[66]J Paul, Does AFTA really lead to economic growth? Evidence from ASEAN-5, Int. J. Sci. Res. Publ., Vol. 6, 2016, pp. 500-511.
[67]D Pilling, How Morocco transformed itself into a carmaking hub, Financial Times, 2021. Available from:
[70]R Rasiah, Foreign Capital and Industrialization in Malaysia, Macmillan, Basingstoke, UK, 1995.
[71]Republic of Zambia, Ministry of Commerce, Trade and Industry, 2020. Draft National Strategy for Implementation of the Agreement Establishing the AfCFTA, Lusaka.
[74]D Rodrik, New technologies, global value chains, and the developing economies, 2018. Pathways for Prosperity Commission Background Paper Series No. 1, University of Oxford, UK.
[75]X Sala-i-Martin, Economic integration, growth, and poverty, Inter-American Development Bank, Integration and Trade Sector, 2007. Integration and Trade Policy Issues Paper.
[76]M Saygili, R Peters, and C Knebel, African Continental Free Trade Area: Challenges and Opportunities of Tariff Reductions, 2018. UNCTAD Research Paper No. 15. Available from:

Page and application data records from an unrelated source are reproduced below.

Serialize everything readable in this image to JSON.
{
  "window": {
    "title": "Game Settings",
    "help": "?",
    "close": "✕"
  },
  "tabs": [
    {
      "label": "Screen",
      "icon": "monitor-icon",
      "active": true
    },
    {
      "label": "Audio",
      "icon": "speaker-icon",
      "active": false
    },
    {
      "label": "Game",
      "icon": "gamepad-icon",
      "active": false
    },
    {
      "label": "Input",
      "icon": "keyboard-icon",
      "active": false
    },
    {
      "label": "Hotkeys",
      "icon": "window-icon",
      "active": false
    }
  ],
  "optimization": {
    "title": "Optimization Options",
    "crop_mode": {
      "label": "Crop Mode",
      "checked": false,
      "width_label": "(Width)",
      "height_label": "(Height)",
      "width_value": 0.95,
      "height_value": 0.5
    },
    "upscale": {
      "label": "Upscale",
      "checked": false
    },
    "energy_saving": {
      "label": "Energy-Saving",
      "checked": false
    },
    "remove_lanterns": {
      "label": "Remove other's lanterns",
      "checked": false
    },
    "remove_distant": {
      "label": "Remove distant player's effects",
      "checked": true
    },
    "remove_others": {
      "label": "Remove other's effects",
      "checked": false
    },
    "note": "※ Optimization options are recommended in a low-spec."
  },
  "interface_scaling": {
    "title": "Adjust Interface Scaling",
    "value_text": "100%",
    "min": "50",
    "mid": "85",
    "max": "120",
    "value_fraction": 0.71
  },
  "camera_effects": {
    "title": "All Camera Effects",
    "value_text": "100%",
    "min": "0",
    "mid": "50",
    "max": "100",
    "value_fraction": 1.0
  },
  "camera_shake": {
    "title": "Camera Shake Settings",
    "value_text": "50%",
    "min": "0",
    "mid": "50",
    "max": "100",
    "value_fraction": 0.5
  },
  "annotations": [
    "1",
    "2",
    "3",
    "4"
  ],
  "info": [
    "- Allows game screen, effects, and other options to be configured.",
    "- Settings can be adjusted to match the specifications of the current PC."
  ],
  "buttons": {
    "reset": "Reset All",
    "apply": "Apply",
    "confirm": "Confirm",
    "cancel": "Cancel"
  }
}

[77]L Signé, Unlocking Africa’s Business Potential: Trends, Opportunities, Risks, and Strategies, Kindle edition, Brookings Institution Press, Washington, DC, 2020, pp. 288.
[80]J Stiglitz, Global Power Disequilibrium, Trade Wars, and Implications for Africa, Proceedings of Babacar Ndiaye Lecture Series, Second edition, African Export-Import Bank, Cairo, Egypt, 2018.
[82]United Nations Conference on Trade and Development (UNCTAD), Economic Development in Africa: Strengthening Regional Economic Integration for Africa’s Development, UNCTAD, Geneva, Switzerland, 2009.
[83]UNCTAD, Deep Regional Integration and Non-tariff Measures: A Methodology for Data Analysis, 2015. Policy Issues in International Trade and Commodities, Research Study Series No. 69. Available from:
[86]World Economic Forum (WEF), Connecting Countries and Cities for Regional Value Chain Integration: Operationalizing the AfCFTA, 2021. World Economic Forum White Paper.
[88]World Bank, The African Continental Free Trade Area: Economic and Distributional Effects, Washington, DC, World Bank, 2020a. Available from:
Journal of African Trade
8 - 2 (Special Issue)
1 - 11
Publication Date
ISSN (Online)
ISSN (Print)
10.2991/jat.k.211206.001How to use a DOI?
© 2021 African Export-Import Bank. Publishing services by Atlantis Press International B.V.
Open Access
This is an open access article distributed under the CC BY-NC 4.0 license (

Cite this article

AU  - Hippolyte Fofack
AU  - Andrew Mold
PY  - 2021
DA  - 2021/12/15
TI  - The AfCFTA and African Trade—An Introduction to the Special Issue
JO  - Journal of African Trade
SP  - 1
EP  - 11
VL  - 8
IS  - 2 (Special Issue)
SN  - 2214-8523
UR  -
DO  - 10.2991/jat.k.211206.001
ID  - Fofack2021
ER  -